She fell last week. In her kitchen. It wasn't the first time. She had her cell phone nearby but she couldn't remember how to call my mom and her vision was blurry with the tears so it took her a while to get herself up. The last time this happened she couldn't do it.

My mind was racing all night just with fear that I haven't spent enough time with her, that I will never know what is in her mind, that I will get her stories wrong when I tell them to my kids if I ever have any. I used to wish that she would live to see a great-grandchild and now I don't think either of us will be that fortunate.

My dad says that there is no sense in feeling guilty, that it's life and there is nothing you can do. I guess, but I know for a fact that both my mom and my grandma feel like I abandoned them by moving to Seattle. Could I really handle being this far away if something should happen?

I just told two friends yesterday that I really don't want to move back to Illinois, but then there is this.

Sometimes I think that my family really thinks I am a huge failure. They expected me to go to college and get some excellent job and buy a home, etc. I tell this to a lot of people but I really believe that people who are first generation Americans have a wildly different sets of pressures and expectations from their families. My mom was utterly convinced that I should have been making at least 40 k right out of college. The whole waitressing/interning thing didn't sit well with her.

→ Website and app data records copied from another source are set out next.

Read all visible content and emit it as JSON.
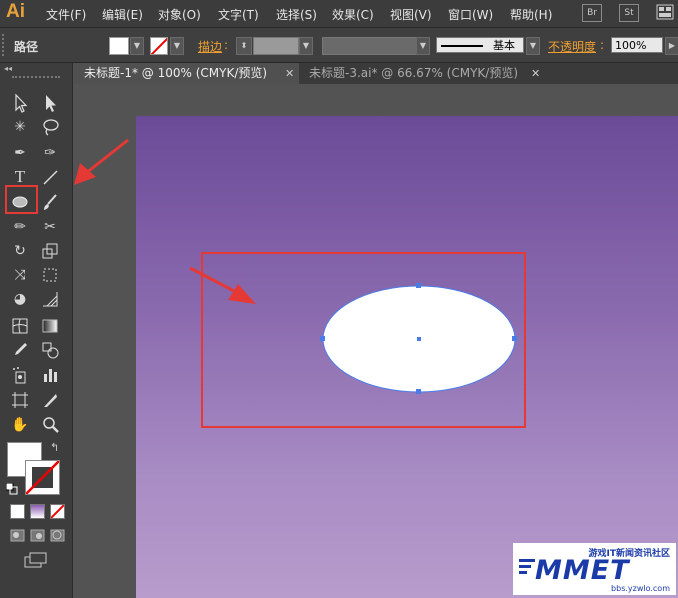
{
  "app": {
    "logo": "Ai"
  },
  "menu": [
    "文件(F)",
    "编辑(E)",
    "对象(O)",
    "文字(T)",
    "选择(S)",
    "效果(C)",
    "视图(V)",
    "窗口(W)",
    "帮助(H)"
  ],
  "menu_buttons": [
    "Br",
    "St"
  ],
  "control_bar": {
    "path_label": "路径",
    "stroke_label": "描边",
    "stroke_profile": "基本",
    "opacity_label": "不透明度",
    "opacity_value": "100%"
  },
  "tabs": [
    {
      "label": "未标题-1* @ 100% (CMYK/预览)",
      "active": true
    },
    {
      "label": "未标题-3.ai* @ 66.67% (CMYK/预览)",
      "active": false
    }
  ],
  "toolbox": {
    "collapse_glyph": "◂◂"
  },
  "watermark": {
    "top_text": "游戏IT新闻资讯社区",
    "main_text": "MMET",
    "url": "bbs.yzwlo.com"
  },
  "colors": {
    "accent_red": "#e53935",
    "orange_label": "#f0a030",
    "selection_blue": "#4a7ce8",
    "artboard_top": "#6b4a98",
    "artboard_bottom": "#b89ccc"
  }
}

Just yesterday my Grandma was telling me that I should really buy a home. I said sure I'll do that as if it's some big joke. But, she's not joking. She was in the States for one year when my Grandpa and her bought their home. She really believes that I can just do it if I save enough. The notion of me trying to live my own life and travel and change cities and possibly move abroad is ridiculous to her. The whole family thinks that I should live at home with them and go to school for a "career" and then stay at home and work until I could buy myself a condo or something.

I didn't love the movie, but I thought Nia Vardalos totally got it in My Big Fat Greek Wedding.

Of course her character was the perfect daughter anyway. I was never that. The fact is that the family drives me crazy. Last time I was there we all sat around the dinner table for hours and my mom and Uncle bickered until I just had to leave and I wished that I could spend a day with only Grandma. It was impossible. Even now I worry that if the two of us spent a day alone, I wouldn't know where to take her. Could she walk from the car to the door of a restaurant? Can I help her out of the car? I joked with her yesterday that we should go somewhere fancy and drink champagne to celebrate and she reminded me that she takes too many pills for champagne now.

Sometimes I think that the only good times my Grandma had with me were when I was little. We would just spend hours in the kitchen making rolls and sweets and all kinds of things that I have no idea how to make now. There are plenty of pictures of us in the kitchen and several where she put flour on my nose and we were laughing our heads off.

When I was in high school I thought cooking was stupid and that my mom was wasting her life in the kitchen. Yesterday Grandma even said that she thinks cooking makes you old. I know what a cliche this is but I wish desperately that I could go back in time now and just record her giving me instructions in the kitchen. I wish that I hung out with her everyday and that I loved and appreciated her more and

I'm getting myself really worked up now. I don't want to move back to Illinois, but then there is this. Maybe if we have more time to be together.....